(EXERCISE INSTRUCTIONS): For each line below that holds the word "just", make a copy.

(Page and application data records)

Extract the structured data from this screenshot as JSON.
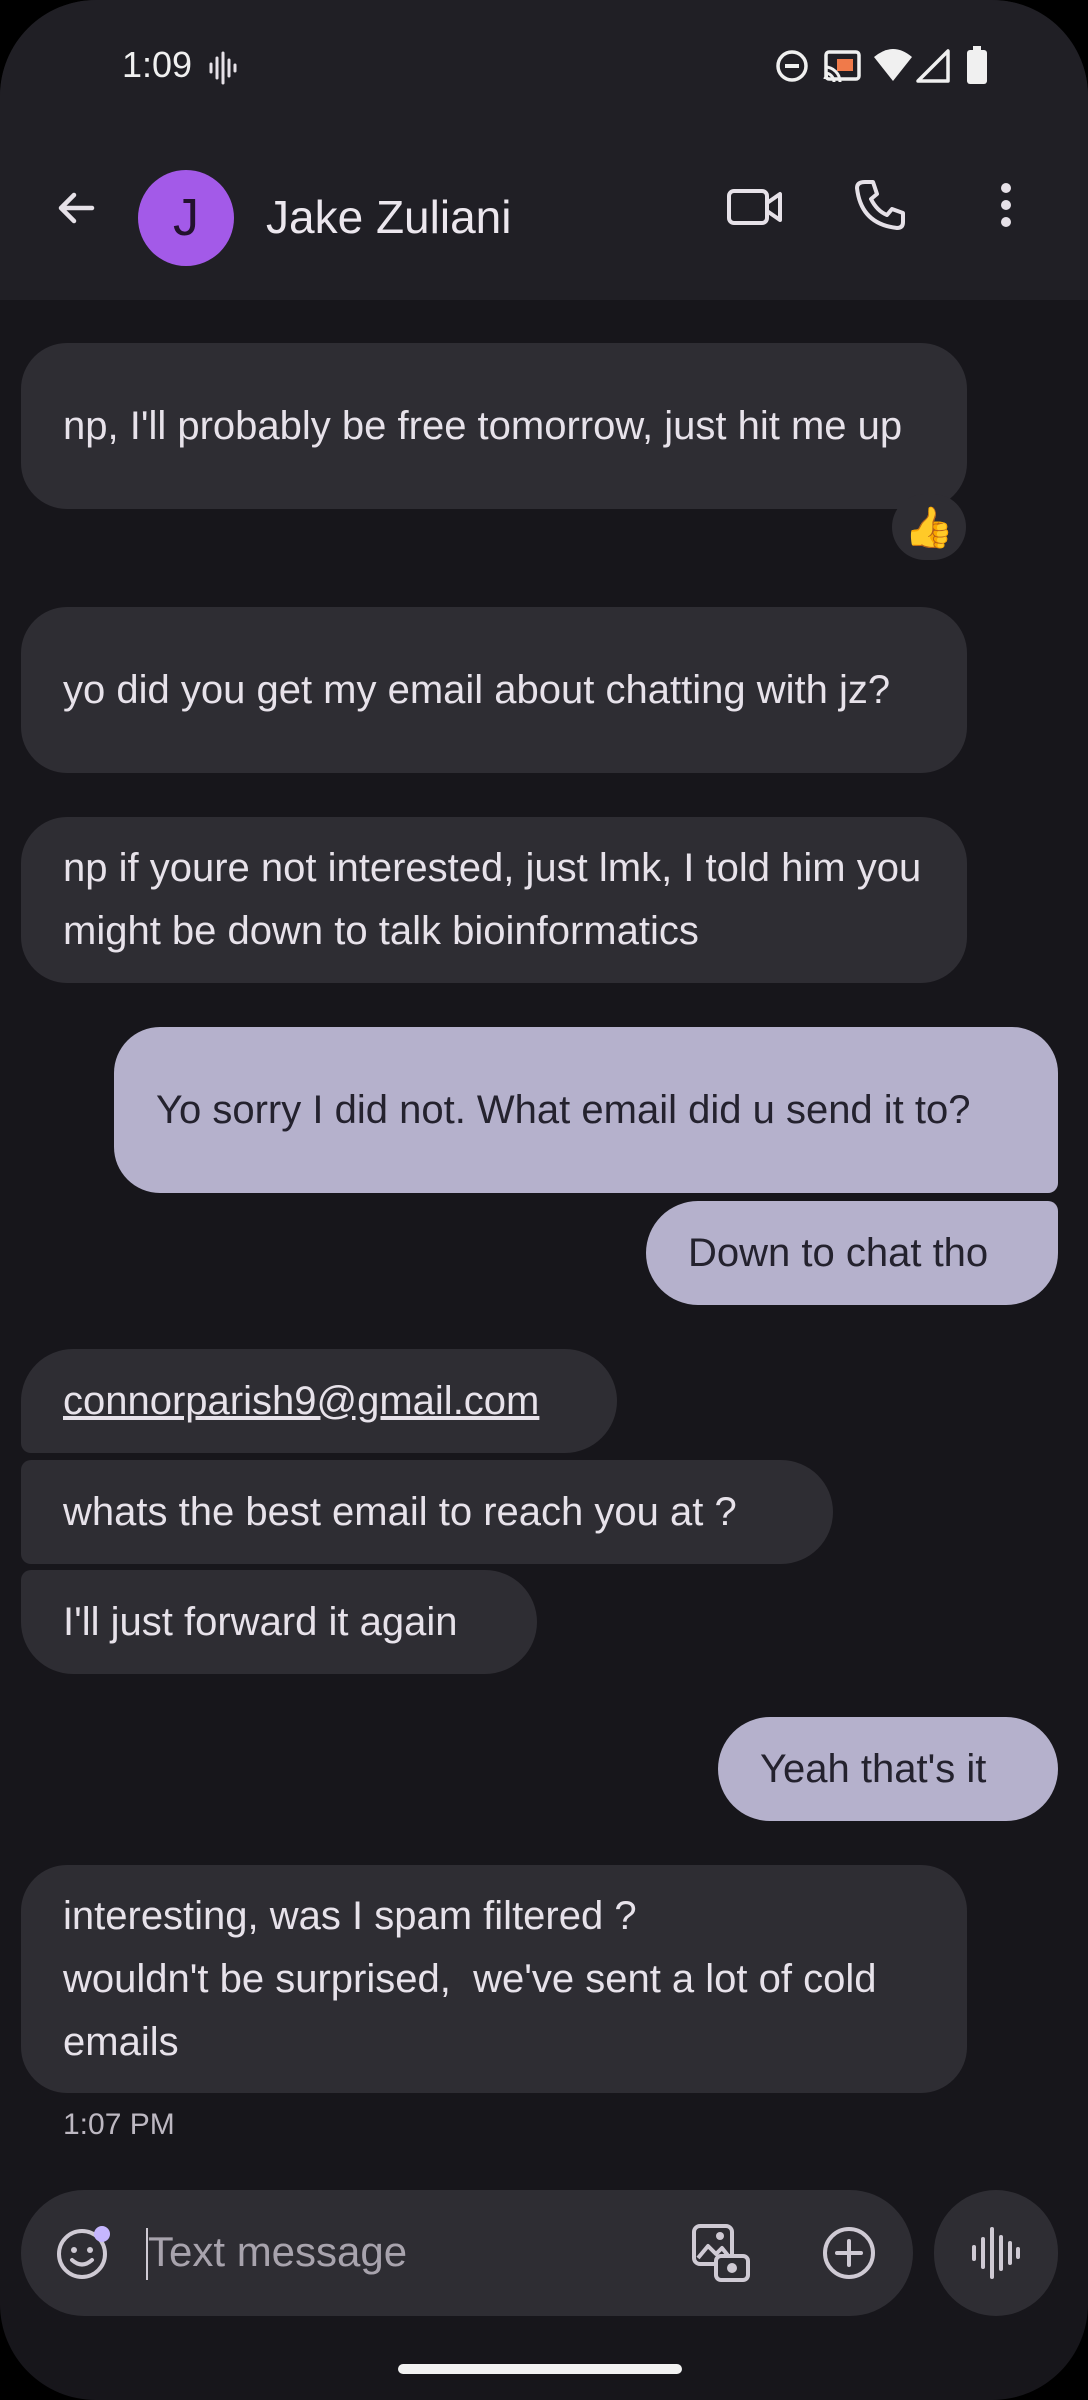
{
  "status_bar": {
    "time": "1:09"
  },
  "header": {
    "avatar_initial": "J",
    "contact_name": "Jake Zuliani"
  },
  "icons": {
    "back": "arrow-back-icon",
    "video": "video-call-icon",
    "phone": "phone-icon",
    "more": "more-vert-icon",
    "emoji": "emoji-icon",
    "gallery": "gallery-icon",
    "add": "add-circle-icon",
    "voice": "voice-waveform-icon"
  },
  "messages": [
    {
      "direction": "incoming",
      "text": "np, I'll probably be free tomorrow, just hit me up",
      "reaction": "👍"
    },
    {
      "direction": "incoming",
      "text": "yo did you get my email about chatting with jz?"
    },
    {
      "direction": "incoming",
      "text": "np if youre not interested, just lmk, I told him you might be down to talk bioinformatics"
    },
    {
      "direction": "outgoing",
      "text": "Yo sorry I did not. What email did u send it to?"
    },
    {
      "direction": "outgoing",
      "text": "Down to chat tho"
    },
    {
      "direction": "incoming",
      "text": "connorparish9@gmail.com",
      "is_link": true
    },
    {
      "direction": "incoming",
      "text": "whats the best email to reach you at ?"
    },
    {
      "direction": "incoming",
      "text": "I'll just forward it again"
    },
    {
      "direction": "outgoing",
      "text": "Yeah that's it"
    },
    {
      "direction": "incoming",
      "text": "interesting, was I spam filtered ?\nwouldn't be surprised,  we've sent a lot of cold emails"
    }
  ],
  "last_timestamp": "1:07 PM",
  "composer": {
    "placeholder": "Text message"
  },
  "colors": {
    "background": "#17161b",
    "bar": "#201f25",
    "incoming_bubble": "#2e2d33",
    "outgoing_bubble": "#b5b1cc",
    "avatar": "#a35ae8"
  }
}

(EXERCISE OUTPUT):
      "text": "np, I'll probably be free tomorrow, just hit me up",
      "text": "np if youre not interested, just lmk, I told him you might be down to talk bioinformatics"
      "text": "I'll just forward it again"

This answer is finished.